An unconditional removal order such as Blade of the Samurai is undeniably strong, but in a format full of decks with cheap, aggressive units and bigger ones often generating card advantage on entering or leaving play, paying a full 7 for it is a bit steep.
This change should not be a surprise to anyone, and many would even argue this change it too little. Our reluctance in altering the B-17 Flying Fortress mostly comes from desire to maintain the B-17 as an iconic unit of the US forces. Plus, the US is the least played nation right now, so we don’t want to rock their boat too much. But a change was needed, and this is what we’re going with. One of the reasons of why we’re pulling the trigger on this change now is the addition of a new card for the US, which you will see momentarily.
Six new cards
Speaking of new cards, let’s take a look at the six last card of the base set.
The 93rd Guards hit on many of the themes for the Soviets - strong guard units, resilience and destruction benefits. The 93rd Guards can create a lot of inevitability in long games, so make sure you either have a deck that can win before the enemy starts drawing them in droves, or a deck that can basically ignore them (like burn or artillery decks).
The Supply Chain can play various roles in a deck. At its simplest it is a cantrip - filtering through your deck for a cost of 2. But there are many ways to take advantage of its discard clause. Unlike the clause on the M36 Jackson, the discard here can be triggered by your own actions. This can for instance work well with the Japanese cards that force discard (like Divine Wind, or a new Japanese card you find below), or in conjunction with War Production. And then of course it can be very nice against discard.

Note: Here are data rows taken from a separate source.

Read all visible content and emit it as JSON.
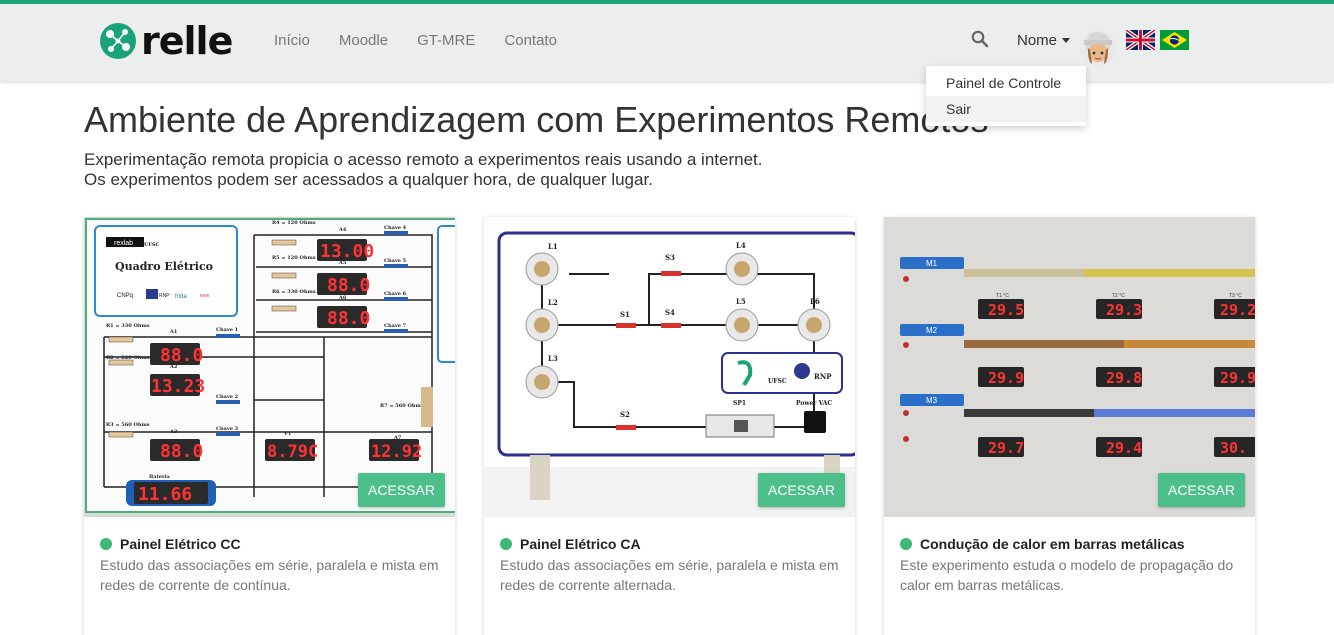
{
  "nav": {
    "logo_text": "relle",
    "links": [
      "Início",
      "Moodle",
      "GT-MRE",
      "Contato"
    ],
    "user_name": "Nome",
    "dropdown": [
      "Painel de Controle",
      "Sair"
    ]
  },
  "hero": {
    "title": "Ambiente de Aprendizagem com Experimentos Remotos",
    "subtitle_line1": "Experimentação remota propicia o acesso remoto a experimentos reais usando a internet.",
    "subtitle_line2": "Os experimentos podem ser acessados a qualquer hora, de qualquer lugar."
  },
  "cards": [
    {
      "title": "Painel Elétrico CC",
      "description": "Estudo das associações em série, paralela e mista em redes de corrente de contínua.",
      "button": "ACESSAR",
      "image": {
        "panel_title": "Quadro Elétrico",
        "logos": [
          "rexlab",
          "UFSC",
          "CNPq",
          "RNP",
          "frida",
          "ieee"
        ],
        "resistors": [
          "R4 = 120 Ohms",
          "R5 = 120 Ohms",
          "R6 = 330 Ohms",
          "R1 = 330 Ohms",
          "R2 = 220 Ohms",
          "R3 = 560 Ohms",
          "R7 = 560 Ohms"
        ],
        "meters": [
          "A4",
          "A5",
          "A6",
          "A1",
          "A2",
          "A3",
          "V1",
          "A7"
        ],
        "switches": [
          "Chave 4",
          "Chave 5",
          "Chave 6",
          "Chave 7",
          "Chave 1",
          "Chave 2",
          "Chave 3"
        ],
        "readings": [
          "13.00",
          "13.23",
          "8.79C",
          "12.92",
          "11.66"
        ],
        "battery_label": "Bateria"
      }
    },
    {
      "title": "Painel Elétrico CA",
      "description": "Estudo das associações em série, paralela e mista em redes de corrente alternada.",
      "button": "ACESSAR",
      "image": {
        "lamps": [
          "L1",
          "L2",
          "L3",
          "L4",
          "L5",
          "L6"
        ],
        "switches": [
          "S1",
          "S2",
          "S3",
          "S4",
          "SP1"
        ],
        "power_label": "Power VAC",
        "logos": [
          "UFSC",
          "RNP"
        ]
      }
    },
    {
      "title": "Condução de calor em barras metálicas",
      "description": "Este experimento estuda o modelo de propagação do calor em barras metálicas.",
      "button": "ACESSAR",
      "image": {
        "bars": [
          "M1",
          "M2",
          "M3"
        ],
        "sensor_labels": [
          "T1 °C",
          "T2 °C",
          "T3 °C"
        ],
        "readings": [
          "29.5",
          "29.3",
          "29.2",
          "29.9",
          "29.8",
          "29.9",
          "29.7",
          "29.4",
          "30."
        ]
      }
    }
  ],
  "colors": {
    "brand": "#1aa37a",
    "button": "#4dbf8a",
    "status": "#3cb878",
    "led": "#ff3333"
  },
  "icons": [
    "search-icon",
    "caret-down-icon",
    "avatar",
    "uk-flag-icon",
    "brazil-flag-icon",
    "status-dot-icon"
  ]
}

Uncle Sam wants you to recruit him in a deck full of big, fat units. What is better than two B-17? The answer is six B-17s of course, and now you can make that dream come true. The random factor may be an issue, but if you construct and play your deck correctly you can minimize it.
The G4M1 Betty was a fast, aggressive bomber, but to get the extra speed it skimped on defenses. These facts are reflected in the stats here - you can roll the Betty out very fast and it can wreak havoc if left unattended, but at a pretty big risk - sacrificing a card for a vulnerable bomber. Then again, you can reduce the risk factor for instance with cards like Supply Chain.

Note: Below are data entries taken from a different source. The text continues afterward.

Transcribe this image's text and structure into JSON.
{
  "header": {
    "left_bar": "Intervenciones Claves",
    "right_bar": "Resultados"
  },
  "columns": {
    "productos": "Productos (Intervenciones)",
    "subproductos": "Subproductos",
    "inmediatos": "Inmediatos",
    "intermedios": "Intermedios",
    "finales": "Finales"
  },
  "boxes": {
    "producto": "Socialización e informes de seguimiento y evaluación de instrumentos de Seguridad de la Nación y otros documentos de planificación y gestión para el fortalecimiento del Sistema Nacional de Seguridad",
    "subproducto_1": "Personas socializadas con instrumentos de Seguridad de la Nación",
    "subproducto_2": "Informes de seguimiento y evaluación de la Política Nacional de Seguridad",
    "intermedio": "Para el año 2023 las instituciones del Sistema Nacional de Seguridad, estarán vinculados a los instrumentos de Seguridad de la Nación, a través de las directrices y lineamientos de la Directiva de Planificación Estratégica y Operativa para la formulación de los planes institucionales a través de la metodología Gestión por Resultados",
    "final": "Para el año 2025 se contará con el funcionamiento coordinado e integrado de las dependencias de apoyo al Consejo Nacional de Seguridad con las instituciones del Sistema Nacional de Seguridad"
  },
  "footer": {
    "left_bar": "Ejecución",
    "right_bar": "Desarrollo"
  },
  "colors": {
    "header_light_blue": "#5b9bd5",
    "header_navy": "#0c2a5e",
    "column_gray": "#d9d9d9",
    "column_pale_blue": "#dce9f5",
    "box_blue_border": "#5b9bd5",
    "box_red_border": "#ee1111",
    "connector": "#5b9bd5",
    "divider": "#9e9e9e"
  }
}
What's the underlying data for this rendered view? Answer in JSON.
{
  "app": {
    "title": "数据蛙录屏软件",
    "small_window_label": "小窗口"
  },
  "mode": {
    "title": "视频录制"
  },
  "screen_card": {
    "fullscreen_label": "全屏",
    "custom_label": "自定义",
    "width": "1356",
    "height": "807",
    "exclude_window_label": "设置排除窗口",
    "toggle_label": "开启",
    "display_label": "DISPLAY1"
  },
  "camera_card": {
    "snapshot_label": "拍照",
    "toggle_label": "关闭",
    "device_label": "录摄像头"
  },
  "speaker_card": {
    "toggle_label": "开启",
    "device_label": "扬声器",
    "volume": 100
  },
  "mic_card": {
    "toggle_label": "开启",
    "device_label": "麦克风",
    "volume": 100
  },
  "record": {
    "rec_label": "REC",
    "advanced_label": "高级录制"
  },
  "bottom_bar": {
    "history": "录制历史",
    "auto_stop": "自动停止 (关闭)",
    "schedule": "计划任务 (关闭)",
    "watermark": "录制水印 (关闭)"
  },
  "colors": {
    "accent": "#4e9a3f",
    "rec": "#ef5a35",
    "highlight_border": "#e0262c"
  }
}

What is missing the most for Japan is strong late-game cards. They can build strong aggressive decks, but have a harder time being the mainstay in a more midrange or control deck. The last couple of additions for Japan are intended to help addressing this, giving them strong late-game cards. Empire of the Sun is a powerful removal order that can kill any enemy unit and restock your hand at the same time. It kicks in late in the game, so make sure you have plenty of other tools to keep the enemy at bay, but against slower decks Empire of the Sun can be devastating.
The other control oriented card Japan is getting is Home Defense. Getting two units directly into play for 10 kredits is decent value (especially as one is a guard + ambush unit) and if you manage to play this for only 5 you’re getting great value. Getting both a guard unit and a bomber means you’re shoring up your defenses while still deploying a threat at the same time. Note that the two units are fixed to always align so that the Chi-Nu is guarding both the HQ and the bomber. Also note that with the extra copy of Aichi D3A-2 you get from Home Defense you have a greater chance of growing them big.
That’s it for now.
As for the arena of future updates, I have some limited information about what is on the draft table, but all I can say for now is that we’re shifting mode into some more feature development.
See you on the battlefield!